[Interface dataset entries]
# # # # # # #
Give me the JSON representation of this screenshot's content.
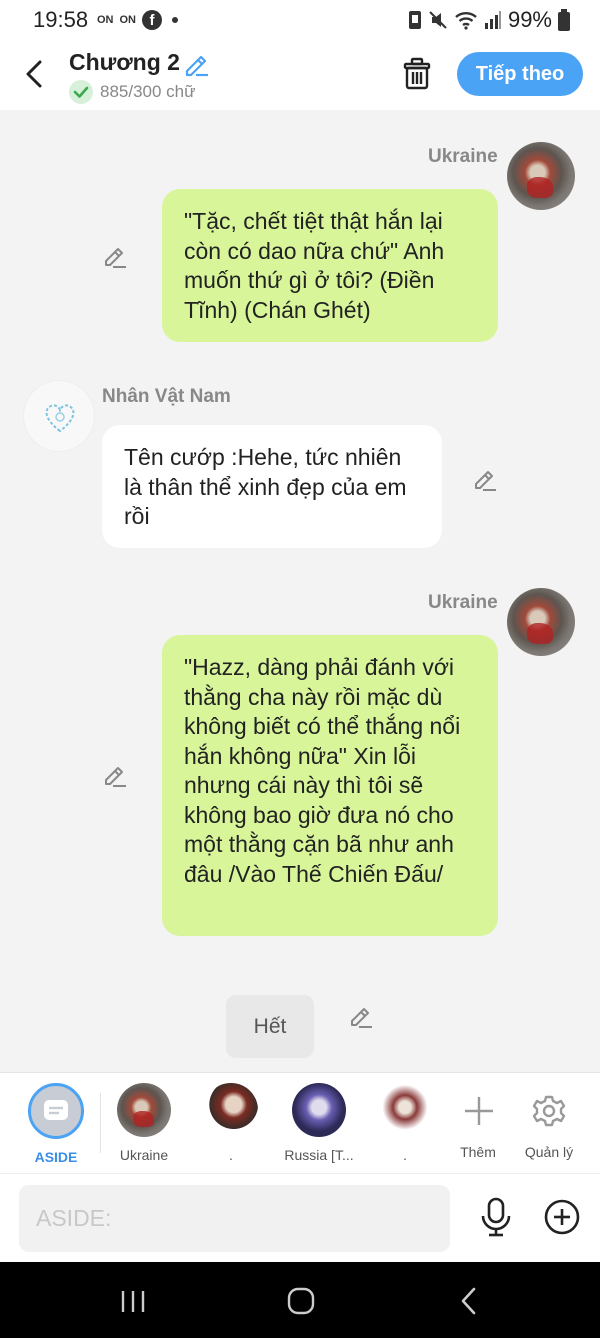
{
  "status_bar": {
    "time": "19:58",
    "n1": "ON",
    "n2": "ON",
    "battery": "99%"
  },
  "header": {
    "title": "Chương 2",
    "word_count": "885/300 chữ",
    "next_label": "Tiếp theo"
  },
  "messages": [
    {
      "speaker": "Ukraine",
      "side": "right",
      "text": "\"Tặc, chết tiệt thật hắn lại còn có dao nữa chứ\" Anh muốn thứ gì ở tôi? (Điền Tĩnh) (Chán Ghét)"
    },
    {
      "speaker": "Nhân Vật Nam",
      "side": "left",
      "text": "Tên cướp :Hehe, tức nhiên là thân thể xinh đẹp của em rồi"
    },
    {
      "speaker": "Ukraine",
      "side": "right",
      "text": "\"Hazz, dàng phải đánh với thằng cha này rồi mặc dù không biết có thể thắng nổi hắn không nữa\" Xin lỗi nhưng cái này thì tôi sẽ không bao giờ đưa nó cho một thằng cặn bã như anh đâu /Vào Thế Chiến Đấu/"
    }
  ],
  "end_label": "Hết",
  "character_bar": {
    "aside": "ASIDE",
    "characters": [
      "Ukraine",
      ".",
      "Russia [T...",
      "."
    ],
    "add": "Thêm",
    "manage": "Quản lý"
  },
  "input": {
    "placeholder": "ASIDE:"
  },
  "colors": {
    "accent": "#4aa3f5",
    "my_bubble": "#d8f59a",
    "other_bubble": "#ffffff"
  }
}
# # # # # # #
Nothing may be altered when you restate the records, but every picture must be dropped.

Task answer
Give me the JSON representation of this screenshot's content.
{
  "status_bar": {
    "time": "19:58",
    "n1": "ON",
    "n2": "ON",
    "battery": "99%"
  },
  "header": {
    "title": "Chương 2",
    "word_count": "885/300 chữ",
    "next_label": "Tiếp theo"
  },
  "messages": [
    {
      "speaker": "Ukraine",
      "side": "right",
      "text": "\"Tặc, chết tiệt thật hắn lại còn có dao nữa chứ\" Anh muốn thứ gì ở tôi? (Điền Tĩnh) (Chán Ghét)"
    },
    {
      "speaker": "Nhân Vật Nam",
      "side": "left",
      "text": "Tên cướp :Hehe, tức nhiên là thân thể xinh đẹp của em rồi"
    },
    {
      "speaker": "Ukraine",
      "side": "right",
      "text": "\"Hazz, dàng phải đánh với thằng cha này rồi mặc dù không biết có thể thắng nổi hắn không nữa\" Xin lỗi nhưng cái này thì tôi sẽ không bao giờ đưa nó cho một thằng cặn bã như anh đâu /Vào Thế Chiến Đấu/"
    }
  ],
  "end_label": "Hết",
  "character_bar": {
    "aside": "ASIDE",
    "characters": [
      "Ukraine",
      ".",
      "Russia [T...",
      "."
    ],
    "add": "Thêm",
    "manage": "Quản lý"
  },
  "input": {
    "placeholder": "ASIDE:"
  },
  "colors": {
    "accent": "#4aa3f5",
    "my_bubble": "#d8f59a",
    "other_bubble": "#ffffff"
  }
}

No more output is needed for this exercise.